On July 17, it was reported that a 49-year-old California man pleaded guilty to federal wire fraud. He had been accused of using investor money for personal expenses instead of purchasing and reselling tickets for profit.
A 69-year-old man residing in Roseville received a guilty verdict from a jury after a weeklong trial in federal court in San Francisco. He had been accused of misleading Japanese investors in a classic Ponzi scheme that paid early investors with cash supplied by new investors. Damages to investors totaled $6.8 million. The jury convicted him of conspiracy to launder money, money laundering, conspiracy to commit wire fraud and 17 counts of wire fraud. He now awaits his sentence.
The CEO of the infamous website Backpage.com has pleaded guilty to one count of conspiracy and three counts of money laundering in a California court, according to documents filed in the case. The CEO will face up to five years in prison for his crimes.
In 2017, the California legislature voted to make changes to Megan's Law, which requires that sex offenders register with the state. The primary change was to reduce the amount of time a person must spend on the state sex offender list. The new law will place those on the sex offender list into three categories. Tier I will be used for those who have committed nonviolent felonies and misdemeanors.
On Jan. 8, it was reported that three California-based insurance agents were sentenced to prison after they were convicted on charges associated with a fraudulent life insurance scheme. All three of the insurance agents were convicted on wire fraud and identity theft charges in early 2017.
Through laws and legislation, states aim to protect members of the public from individuals who commit sex offenses. California residents should be aware of what qualifies as a sex offense.
On Sept. 18, a 59-year-old California man who claimed he was a psychic was sentenced to six years in federal prison after he was convicted of filing fraudulent tax returns. His 51-year-old wife was also sentenced to two years in federal prison for tax fraud.
A 35-year-old former agent with the U.S. Secret Service who had investigated online criminal activity has accepted responsibility for his own crimes. Appearing in the U.S. District Court for the Northern District of California, he entered a guilty plea on money laundering charges. His charges arose from a theft of 1,600 bitcoins. At the time that he diverted the digital currency from a government account to a digital wallet that only he could access, the bitcoins had an approximate value of $359,005.
A 54-year-old former California labor organizer pleaded guilty to three felony counts for fraud-related offenses. He has been accused of taking money from people and entities he was supposed to be attempting to help organize.

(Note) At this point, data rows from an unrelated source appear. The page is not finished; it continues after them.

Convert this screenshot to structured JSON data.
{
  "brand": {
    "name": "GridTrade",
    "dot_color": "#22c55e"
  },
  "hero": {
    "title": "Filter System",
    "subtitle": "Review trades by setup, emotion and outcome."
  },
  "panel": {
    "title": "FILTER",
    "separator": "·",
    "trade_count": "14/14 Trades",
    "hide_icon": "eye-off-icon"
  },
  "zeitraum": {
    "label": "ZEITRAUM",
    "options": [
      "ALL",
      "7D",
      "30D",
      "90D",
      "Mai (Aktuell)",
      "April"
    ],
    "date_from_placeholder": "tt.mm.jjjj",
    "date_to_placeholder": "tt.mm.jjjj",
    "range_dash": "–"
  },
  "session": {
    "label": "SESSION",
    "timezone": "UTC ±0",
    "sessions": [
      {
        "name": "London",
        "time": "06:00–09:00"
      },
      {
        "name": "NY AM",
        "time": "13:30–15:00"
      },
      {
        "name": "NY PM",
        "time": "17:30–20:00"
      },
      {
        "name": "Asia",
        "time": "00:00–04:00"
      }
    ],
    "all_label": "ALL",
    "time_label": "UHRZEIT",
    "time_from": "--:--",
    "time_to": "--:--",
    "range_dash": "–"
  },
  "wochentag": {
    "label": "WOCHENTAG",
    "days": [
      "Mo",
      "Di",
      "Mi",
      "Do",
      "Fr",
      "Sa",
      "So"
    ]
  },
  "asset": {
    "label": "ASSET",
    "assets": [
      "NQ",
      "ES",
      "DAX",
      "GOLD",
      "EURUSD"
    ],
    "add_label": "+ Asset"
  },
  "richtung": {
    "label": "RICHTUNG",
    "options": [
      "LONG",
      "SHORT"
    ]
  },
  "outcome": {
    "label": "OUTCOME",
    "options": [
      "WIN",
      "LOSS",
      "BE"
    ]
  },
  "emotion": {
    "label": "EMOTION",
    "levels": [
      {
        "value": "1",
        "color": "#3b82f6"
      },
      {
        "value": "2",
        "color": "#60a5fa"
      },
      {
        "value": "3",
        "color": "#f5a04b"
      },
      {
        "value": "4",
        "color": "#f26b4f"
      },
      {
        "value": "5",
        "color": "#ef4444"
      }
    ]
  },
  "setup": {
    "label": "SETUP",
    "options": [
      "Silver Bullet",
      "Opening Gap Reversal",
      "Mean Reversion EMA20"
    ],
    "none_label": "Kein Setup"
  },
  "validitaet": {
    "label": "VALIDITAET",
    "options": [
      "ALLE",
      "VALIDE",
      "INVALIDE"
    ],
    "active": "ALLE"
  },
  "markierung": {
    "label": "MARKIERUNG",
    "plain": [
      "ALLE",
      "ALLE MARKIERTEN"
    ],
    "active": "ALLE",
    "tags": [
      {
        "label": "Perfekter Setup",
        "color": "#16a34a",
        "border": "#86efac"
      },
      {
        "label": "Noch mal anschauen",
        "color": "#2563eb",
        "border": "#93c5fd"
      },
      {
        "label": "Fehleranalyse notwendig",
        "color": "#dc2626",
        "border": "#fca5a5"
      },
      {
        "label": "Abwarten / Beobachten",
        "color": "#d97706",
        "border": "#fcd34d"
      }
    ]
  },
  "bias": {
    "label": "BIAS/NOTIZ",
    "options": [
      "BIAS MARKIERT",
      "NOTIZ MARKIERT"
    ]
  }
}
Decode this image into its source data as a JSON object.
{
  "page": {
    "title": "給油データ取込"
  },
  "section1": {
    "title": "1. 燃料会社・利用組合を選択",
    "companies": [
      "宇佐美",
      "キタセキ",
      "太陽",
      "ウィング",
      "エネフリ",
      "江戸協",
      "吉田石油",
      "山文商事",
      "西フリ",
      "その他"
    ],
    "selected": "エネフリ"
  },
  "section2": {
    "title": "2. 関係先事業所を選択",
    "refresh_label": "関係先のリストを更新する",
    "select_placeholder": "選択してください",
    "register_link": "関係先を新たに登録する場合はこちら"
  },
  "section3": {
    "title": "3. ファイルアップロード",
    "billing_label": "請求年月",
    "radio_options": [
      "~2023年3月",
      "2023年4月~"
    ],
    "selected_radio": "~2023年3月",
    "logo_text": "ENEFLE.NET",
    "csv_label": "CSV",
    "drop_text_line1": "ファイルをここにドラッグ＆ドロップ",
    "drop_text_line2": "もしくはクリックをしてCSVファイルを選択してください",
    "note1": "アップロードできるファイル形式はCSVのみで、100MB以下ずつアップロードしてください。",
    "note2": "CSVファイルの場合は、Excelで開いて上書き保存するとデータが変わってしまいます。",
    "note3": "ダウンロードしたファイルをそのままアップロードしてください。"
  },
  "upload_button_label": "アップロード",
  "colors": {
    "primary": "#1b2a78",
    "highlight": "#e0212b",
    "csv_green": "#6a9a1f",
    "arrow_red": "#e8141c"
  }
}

California residents who are facing various types of federal criminal charges may also face longer sentences than they would have during the Obama administration. In 2013, Eric Holder, who was the attorney general at the time, issued a memo directing federal judges to limit mandatory minimum sentencing. The issue was that nonviolent offenders were facing long prison sentences, and that was costly for taxpayers.